How did you get into regulatory affairs?
It’s a good question because there is no dedicated regulatory affairs degree out there, and limited regulatory affairs modules in most science courses. Most people don’t know what it is that I do! I’ve always been interested in science, and specifically chemistry. When I finished college, I went straight into a lab environment but quickly realised that it wasn’t for me. I was performing analytical testing and validation, but it was the same tests, and I wondered about the reasons for this. Turns out it was to do with European regulation, and that piqued my interest. I was lucky to have an understanding boss who sent me off to the regulatory affairs department to take a look – I never came back!
What is your current role/area of work?
Currently I run my own regulatory affairs consultancy business in Clonmel, Ireland, called Ivowen Limited. We are small (currently 7 people), but very knowledgeable and efficient! We cater mainly to the generic pharmaceutical industry, both human and veterinary drugs. We work with a lot of start-ups, which is both exciting and challenging, and we are truly multi-national, with clients from as far flung as New Zealand, South Africa, China as well as plenty of European customers. Lately we’ve had more interest from companies with new chemical entities and new ideas, which makes it very interesting and challenging – as new drugs are the future.
What challenges/opportunities did you face advancing up the career ladder?
I think I progressed reasonably quickly up the career ladder when I was working in industry, probably because I found my niche. I found that regulatory affairs combined the structure that the "rules" side of me liked and the opportunity to come up with action plans for projects that didn’t quite fit the mould for my creative side. I am sure that a lot of people wouldn’t consider regulatory affairs very creative, but trust me, if there’s a rule then there’s a way around it.
I found more opportunities than challenges in my career, and discovered quite early on that if you want something, you can ask for it and get it – as long as you have a plan to get there.
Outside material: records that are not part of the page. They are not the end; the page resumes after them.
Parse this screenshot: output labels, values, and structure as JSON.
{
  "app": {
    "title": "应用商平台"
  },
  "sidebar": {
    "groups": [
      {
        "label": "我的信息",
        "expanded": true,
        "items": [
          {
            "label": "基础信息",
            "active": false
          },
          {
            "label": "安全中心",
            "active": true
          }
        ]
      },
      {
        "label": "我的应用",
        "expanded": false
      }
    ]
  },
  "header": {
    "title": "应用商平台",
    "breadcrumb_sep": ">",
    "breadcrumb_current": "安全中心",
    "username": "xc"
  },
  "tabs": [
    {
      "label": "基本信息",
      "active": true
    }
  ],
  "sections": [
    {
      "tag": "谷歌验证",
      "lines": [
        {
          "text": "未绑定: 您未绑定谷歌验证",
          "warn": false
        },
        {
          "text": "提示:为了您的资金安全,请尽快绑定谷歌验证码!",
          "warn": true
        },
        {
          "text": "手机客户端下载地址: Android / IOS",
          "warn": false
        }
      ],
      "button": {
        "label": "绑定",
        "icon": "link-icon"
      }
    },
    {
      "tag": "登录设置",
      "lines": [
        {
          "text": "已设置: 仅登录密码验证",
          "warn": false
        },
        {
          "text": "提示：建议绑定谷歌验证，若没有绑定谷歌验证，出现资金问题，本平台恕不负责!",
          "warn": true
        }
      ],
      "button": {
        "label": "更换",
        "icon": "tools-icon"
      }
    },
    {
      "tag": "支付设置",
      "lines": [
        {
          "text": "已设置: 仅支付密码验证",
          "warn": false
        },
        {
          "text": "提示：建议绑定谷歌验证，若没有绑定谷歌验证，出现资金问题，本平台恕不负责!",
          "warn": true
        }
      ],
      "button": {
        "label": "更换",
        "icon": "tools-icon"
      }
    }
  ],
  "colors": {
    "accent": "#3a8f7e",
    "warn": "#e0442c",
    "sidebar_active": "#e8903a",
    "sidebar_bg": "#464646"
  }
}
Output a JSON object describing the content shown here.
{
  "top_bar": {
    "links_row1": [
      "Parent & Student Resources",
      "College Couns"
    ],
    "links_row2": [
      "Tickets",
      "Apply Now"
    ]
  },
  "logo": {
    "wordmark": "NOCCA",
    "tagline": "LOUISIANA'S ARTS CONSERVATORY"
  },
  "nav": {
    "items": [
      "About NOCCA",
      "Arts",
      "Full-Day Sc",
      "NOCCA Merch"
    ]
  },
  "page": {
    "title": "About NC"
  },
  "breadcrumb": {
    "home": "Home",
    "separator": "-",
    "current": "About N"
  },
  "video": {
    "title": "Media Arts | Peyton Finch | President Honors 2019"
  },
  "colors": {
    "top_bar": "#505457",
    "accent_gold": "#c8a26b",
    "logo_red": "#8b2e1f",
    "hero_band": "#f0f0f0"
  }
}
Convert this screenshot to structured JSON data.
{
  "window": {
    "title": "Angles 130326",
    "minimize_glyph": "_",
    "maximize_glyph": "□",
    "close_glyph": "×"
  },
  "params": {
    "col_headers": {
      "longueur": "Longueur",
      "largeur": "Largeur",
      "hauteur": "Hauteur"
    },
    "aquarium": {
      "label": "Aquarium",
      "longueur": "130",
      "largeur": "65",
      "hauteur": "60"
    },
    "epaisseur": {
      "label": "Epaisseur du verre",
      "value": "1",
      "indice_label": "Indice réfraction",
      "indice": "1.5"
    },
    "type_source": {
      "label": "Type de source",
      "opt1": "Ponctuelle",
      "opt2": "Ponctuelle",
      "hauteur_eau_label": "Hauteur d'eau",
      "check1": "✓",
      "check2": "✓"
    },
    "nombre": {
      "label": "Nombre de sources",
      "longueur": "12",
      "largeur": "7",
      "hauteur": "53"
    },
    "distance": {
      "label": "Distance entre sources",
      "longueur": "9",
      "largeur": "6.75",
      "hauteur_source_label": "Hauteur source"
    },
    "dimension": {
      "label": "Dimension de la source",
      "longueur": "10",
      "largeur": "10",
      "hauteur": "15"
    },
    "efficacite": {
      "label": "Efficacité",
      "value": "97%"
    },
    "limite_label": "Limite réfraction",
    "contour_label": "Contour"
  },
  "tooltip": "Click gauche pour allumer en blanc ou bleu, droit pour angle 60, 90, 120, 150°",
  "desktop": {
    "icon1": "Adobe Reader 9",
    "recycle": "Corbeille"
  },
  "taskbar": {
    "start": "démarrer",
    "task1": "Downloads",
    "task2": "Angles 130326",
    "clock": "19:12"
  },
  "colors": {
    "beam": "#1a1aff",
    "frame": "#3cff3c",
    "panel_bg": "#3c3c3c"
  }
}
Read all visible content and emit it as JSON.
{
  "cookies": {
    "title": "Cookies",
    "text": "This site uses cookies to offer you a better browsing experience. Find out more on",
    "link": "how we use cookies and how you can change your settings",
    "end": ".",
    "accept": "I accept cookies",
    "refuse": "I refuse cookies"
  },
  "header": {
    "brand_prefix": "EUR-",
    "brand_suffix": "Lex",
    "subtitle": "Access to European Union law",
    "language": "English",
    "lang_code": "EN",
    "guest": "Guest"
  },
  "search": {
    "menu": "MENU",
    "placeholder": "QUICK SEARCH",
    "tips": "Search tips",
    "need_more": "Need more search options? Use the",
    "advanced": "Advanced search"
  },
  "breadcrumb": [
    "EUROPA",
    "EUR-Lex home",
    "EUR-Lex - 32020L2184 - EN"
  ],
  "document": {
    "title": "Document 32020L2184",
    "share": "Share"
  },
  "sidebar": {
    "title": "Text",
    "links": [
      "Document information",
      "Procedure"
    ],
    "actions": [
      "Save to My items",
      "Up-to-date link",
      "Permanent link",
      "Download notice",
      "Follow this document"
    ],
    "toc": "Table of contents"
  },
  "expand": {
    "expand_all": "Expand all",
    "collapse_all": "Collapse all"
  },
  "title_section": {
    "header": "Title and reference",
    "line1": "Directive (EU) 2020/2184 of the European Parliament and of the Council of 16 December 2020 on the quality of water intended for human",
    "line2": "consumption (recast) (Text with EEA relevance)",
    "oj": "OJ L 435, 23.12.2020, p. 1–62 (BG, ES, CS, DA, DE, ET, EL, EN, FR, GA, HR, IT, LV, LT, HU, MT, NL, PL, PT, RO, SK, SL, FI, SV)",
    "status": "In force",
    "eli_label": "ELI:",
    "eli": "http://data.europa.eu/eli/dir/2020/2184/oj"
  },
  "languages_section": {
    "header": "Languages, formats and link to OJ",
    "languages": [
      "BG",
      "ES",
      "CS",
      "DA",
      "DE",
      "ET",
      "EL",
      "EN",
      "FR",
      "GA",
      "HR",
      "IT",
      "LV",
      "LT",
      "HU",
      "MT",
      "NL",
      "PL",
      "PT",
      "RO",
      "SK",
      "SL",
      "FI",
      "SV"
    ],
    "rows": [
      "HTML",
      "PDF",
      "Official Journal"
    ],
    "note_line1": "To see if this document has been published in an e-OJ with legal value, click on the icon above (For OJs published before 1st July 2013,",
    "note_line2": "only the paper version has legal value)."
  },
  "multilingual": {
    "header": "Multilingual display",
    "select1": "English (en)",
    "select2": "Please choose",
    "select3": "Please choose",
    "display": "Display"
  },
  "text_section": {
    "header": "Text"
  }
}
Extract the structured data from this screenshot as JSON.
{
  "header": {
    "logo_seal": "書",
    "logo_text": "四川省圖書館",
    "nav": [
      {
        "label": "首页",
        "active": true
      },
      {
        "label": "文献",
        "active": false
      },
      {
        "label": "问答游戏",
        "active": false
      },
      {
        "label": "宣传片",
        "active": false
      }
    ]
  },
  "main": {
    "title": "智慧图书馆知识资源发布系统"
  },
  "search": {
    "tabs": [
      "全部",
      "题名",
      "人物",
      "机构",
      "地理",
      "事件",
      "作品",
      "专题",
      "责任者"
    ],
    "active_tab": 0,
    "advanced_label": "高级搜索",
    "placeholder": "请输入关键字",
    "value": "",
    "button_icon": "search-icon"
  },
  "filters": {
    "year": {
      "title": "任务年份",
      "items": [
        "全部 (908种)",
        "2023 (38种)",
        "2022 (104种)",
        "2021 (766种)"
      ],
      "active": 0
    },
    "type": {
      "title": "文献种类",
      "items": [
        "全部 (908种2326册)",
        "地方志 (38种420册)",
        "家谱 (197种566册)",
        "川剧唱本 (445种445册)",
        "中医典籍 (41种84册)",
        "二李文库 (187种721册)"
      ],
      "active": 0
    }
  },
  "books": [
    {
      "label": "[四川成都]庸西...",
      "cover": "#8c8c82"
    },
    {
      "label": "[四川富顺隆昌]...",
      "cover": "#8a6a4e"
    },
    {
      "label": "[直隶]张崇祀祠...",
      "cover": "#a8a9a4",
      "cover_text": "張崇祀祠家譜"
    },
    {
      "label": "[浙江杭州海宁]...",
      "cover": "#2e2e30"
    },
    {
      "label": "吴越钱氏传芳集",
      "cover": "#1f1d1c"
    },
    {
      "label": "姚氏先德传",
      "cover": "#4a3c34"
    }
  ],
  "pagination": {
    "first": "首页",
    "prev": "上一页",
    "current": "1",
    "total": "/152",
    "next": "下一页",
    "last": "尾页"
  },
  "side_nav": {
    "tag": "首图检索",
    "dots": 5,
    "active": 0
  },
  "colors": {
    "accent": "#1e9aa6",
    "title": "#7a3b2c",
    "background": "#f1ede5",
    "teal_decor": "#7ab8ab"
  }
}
Ivowen was set up on the back of my company at the time going bust in 2002. It was a challenge to grow the business from nothing, and it is challenging daily to run a small business in a competitive and highly regulated environment, but 15 years later we are still here, going strong.
What does diversity mean to you as a manager and/or an RA professional?
I embrace and enjoy diversity tremendously! As a regulatory affairs professional who deals with people from all over the world, I relish the opportunity to visit other countries, sample other cultures, take the best of what somebody else does and try to integrate it into my professional and personal life. For me, we are all people, and people are the same the world over – we all want to be happy, live hopefully long, happy and healthy lives, enjoy our loved ones, and contribute to society in some small way. Every single person has something positive to give if you give them a chance, and we all deserve that.
What tips do you have for other TOPRA members about utilising diversity to improve business performance? How can focussing on diversity impact business outcomes?
The pharmaceutical world is a global community. Unfortunately we all get sick at some stage, and we all can benefit from access to medicines. Having a diverse and varied workforce, made up of different sexes, nationalities, backgrounds, abilities, etc, opens the door to understanding the regulators in different countries. If the EU MRP/DCP/CP system has taught us one thing, it’s that we are one single market but we are all individuals. Our focus, and the assessors’ focus, is dependent on our own personal and cultural point of view. Understanding, or at least appreciating, each other’s culture and background can only help pave the way to successful communication and outcomes.